▸ Records for this exercise:
Start of Block

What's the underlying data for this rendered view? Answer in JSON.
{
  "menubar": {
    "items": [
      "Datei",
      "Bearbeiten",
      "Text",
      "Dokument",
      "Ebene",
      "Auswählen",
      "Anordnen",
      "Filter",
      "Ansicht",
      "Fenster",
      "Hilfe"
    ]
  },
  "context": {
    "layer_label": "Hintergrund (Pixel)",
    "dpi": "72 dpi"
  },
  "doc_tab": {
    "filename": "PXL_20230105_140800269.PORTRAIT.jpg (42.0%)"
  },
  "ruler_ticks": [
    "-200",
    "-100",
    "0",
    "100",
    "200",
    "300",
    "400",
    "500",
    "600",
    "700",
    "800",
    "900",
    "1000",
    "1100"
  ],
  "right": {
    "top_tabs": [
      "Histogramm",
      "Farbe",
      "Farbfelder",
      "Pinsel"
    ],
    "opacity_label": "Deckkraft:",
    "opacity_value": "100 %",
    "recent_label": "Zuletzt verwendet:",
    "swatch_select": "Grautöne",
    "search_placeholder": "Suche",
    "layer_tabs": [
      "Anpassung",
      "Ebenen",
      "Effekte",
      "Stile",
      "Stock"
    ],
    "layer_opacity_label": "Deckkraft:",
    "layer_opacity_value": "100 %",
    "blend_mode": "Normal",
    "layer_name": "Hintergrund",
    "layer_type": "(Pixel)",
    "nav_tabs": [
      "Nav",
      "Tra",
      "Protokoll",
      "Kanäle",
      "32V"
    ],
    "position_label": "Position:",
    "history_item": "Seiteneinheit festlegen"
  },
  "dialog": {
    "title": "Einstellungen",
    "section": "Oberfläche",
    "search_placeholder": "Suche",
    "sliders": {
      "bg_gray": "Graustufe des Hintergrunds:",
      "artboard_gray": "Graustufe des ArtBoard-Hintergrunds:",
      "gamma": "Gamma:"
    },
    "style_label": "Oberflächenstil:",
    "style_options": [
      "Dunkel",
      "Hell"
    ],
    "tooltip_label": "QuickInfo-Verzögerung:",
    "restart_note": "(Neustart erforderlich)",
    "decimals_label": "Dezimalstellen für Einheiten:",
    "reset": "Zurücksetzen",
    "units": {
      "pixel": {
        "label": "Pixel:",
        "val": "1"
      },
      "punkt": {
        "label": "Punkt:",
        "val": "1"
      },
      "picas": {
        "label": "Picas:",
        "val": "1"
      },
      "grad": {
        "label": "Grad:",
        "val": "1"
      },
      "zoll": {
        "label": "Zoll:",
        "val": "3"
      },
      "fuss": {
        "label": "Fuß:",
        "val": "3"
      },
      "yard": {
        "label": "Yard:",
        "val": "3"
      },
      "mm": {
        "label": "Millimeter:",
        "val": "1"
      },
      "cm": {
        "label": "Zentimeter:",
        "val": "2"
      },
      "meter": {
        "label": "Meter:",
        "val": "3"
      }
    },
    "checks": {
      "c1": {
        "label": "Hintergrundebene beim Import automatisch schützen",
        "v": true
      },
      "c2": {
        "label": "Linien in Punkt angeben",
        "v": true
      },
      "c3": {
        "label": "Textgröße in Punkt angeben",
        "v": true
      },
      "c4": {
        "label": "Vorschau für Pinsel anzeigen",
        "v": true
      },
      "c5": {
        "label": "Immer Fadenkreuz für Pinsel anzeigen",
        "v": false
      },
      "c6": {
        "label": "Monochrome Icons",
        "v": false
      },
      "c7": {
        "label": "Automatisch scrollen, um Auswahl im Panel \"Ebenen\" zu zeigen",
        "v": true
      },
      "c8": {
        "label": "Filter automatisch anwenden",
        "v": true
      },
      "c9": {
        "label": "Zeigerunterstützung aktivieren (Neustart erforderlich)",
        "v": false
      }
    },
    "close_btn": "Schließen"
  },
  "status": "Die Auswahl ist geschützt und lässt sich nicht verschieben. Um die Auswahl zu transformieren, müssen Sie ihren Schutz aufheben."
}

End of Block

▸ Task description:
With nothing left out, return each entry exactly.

▸ Response to the exercise:
What's the underlying data for this rendered view? Answer in JSON.
{
  "menubar": {
    "items": [
      "Datei",
      "Bearbeiten",
      "Text",
      "Dokument",
      "Ebene",
      "Auswählen",
      "Anordnen",
      "Filter",
      "Ansicht",
      "Fenster",
      "Hilfe"
    ]
  },
  "context": {
    "layer_label": "Hintergrund (Pixel)",
    "dpi": "72 dpi"
  },
  "doc_tab": {
    "filename": "PXL_20230105_140800269.PORTRAIT.jpg (42.0%)"
  },
  "ruler_ticks": [
    "-200",
    "-100",
    "0",
    "100",
    "200",
    "300",
    "400",
    "500",
    "600",
    "700",
    "800",
    "900",
    "1000",
    "1100"
  ],
  "right": {
    "top_tabs": [
      "Histogramm",
      "Farbe",
      "Farbfelder",
      "Pinsel"
    ],
    "opacity_label": "Deckkraft:",
    "opacity_value": "100 %",
    "recent_label": "Zuletzt verwendet:",
    "swatch_select": "Grautöne",
    "search_placeholder": "Suche",
    "layer_tabs": [
      "Anpassung",
      "Ebenen",
      "Effekte",
      "Stile",
      "Stock"
    ],
    "layer_opacity_label": "Deckkraft:",
    "layer_opacity_value": "100 %",
    "blend_mode": "Normal",
    "layer_name": "Hintergrund",
    "layer_type": "(Pixel)",
    "nav_tabs": [
      "Nav",
      "Tra",
      "Protokoll",
      "Kanäle",
      "32V"
    ],
    "position_label": "Position:",
    "history_item": "Seiteneinheit festlegen"
  },
  "dialog": {
    "title": "Einstellungen",
    "section": "Oberfläche",
    "search_placeholder": "Suche",
    "sliders": {
      "bg_gray": "Graustufe des Hintergrunds:",
      "artboard_gray": "Graustufe des ArtBoard-Hintergrunds:",
      "gamma": "Gamma:"
    },
    "style_label": "Oberflächenstil:",
    "style_options": [
      "Dunkel",
      "Hell"
    ],
    "tooltip_label": "QuickInfo-Verzögerung:",
    "restart_note": "(Neustart erforderlich)",
    "decimals_label": "Dezimalstellen für Einheiten:",
    "reset": "Zurücksetzen",
    "units": {
      "pixel": {
        "label": "Pixel:",
        "val": "1"
      },
      "punkt": {
        "label": "Punkt:",
        "val": "1"
      },
      "picas": {
        "label": "Picas:",
        "val": "1"
      },
      "grad": {
        "label": "Grad:",
        "val": "1"
      },
      "zoll": {
        "label": "Zoll:",
        "val": "3"
      },
      "fuss": {
        "label": "Fuß:",
        "val": "3"
      },
      "yard": {
        "label": "Yard:",
        "val": "3"
      },
      "mm": {
        "label": "Millimeter:",
        "val": "1"
      },
      "cm": {
        "label": "Zentimeter:",
        "val": "2"
      },
      "meter": {
        "label": "Meter:",
        "val": "3"
      }
    },
    "checks": {
      "c1": {
        "label": "Hintergrundebene beim Import automatisch schützen",
        "v": true
      },
      "c2": {
        "label": "Linien in Punkt angeben",
        "v": true
      },
      "c3": {
        "label": "Textgröße in Punkt angeben",
        "v": true
      },
      "c4": {
        "label": "Vorschau für Pinsel anzeigen",
        "v": true
      },
      "c5": {
        "label": "Immer Fadenkreuz für Pinsel anzeigen",
        "v": false
      },
      "c6": {
        "label": "Monochrome Icons",
        "v": false
      },
      "c7": {
        "label": "Automatisch scrollen, um Auswahl im Panel \"Ebenen\" zu zeigen",
        "v": true
      },
      "c8": {
        "label": "Filter automatisch anwenden",
        "v": true
      },
      "c9": {
        "label": "Zeigerunterstützung aktivieren (Neustart erforderlich)",
        "v": false
      }
    },
    "close_btn": "Schließen"
  },
  "status": "Die Auswahl ist geschützt und lässt sich nicht verschieben. Um die Auswahl zu transformieren, müssen Sie ihren Schutz aufheben."
}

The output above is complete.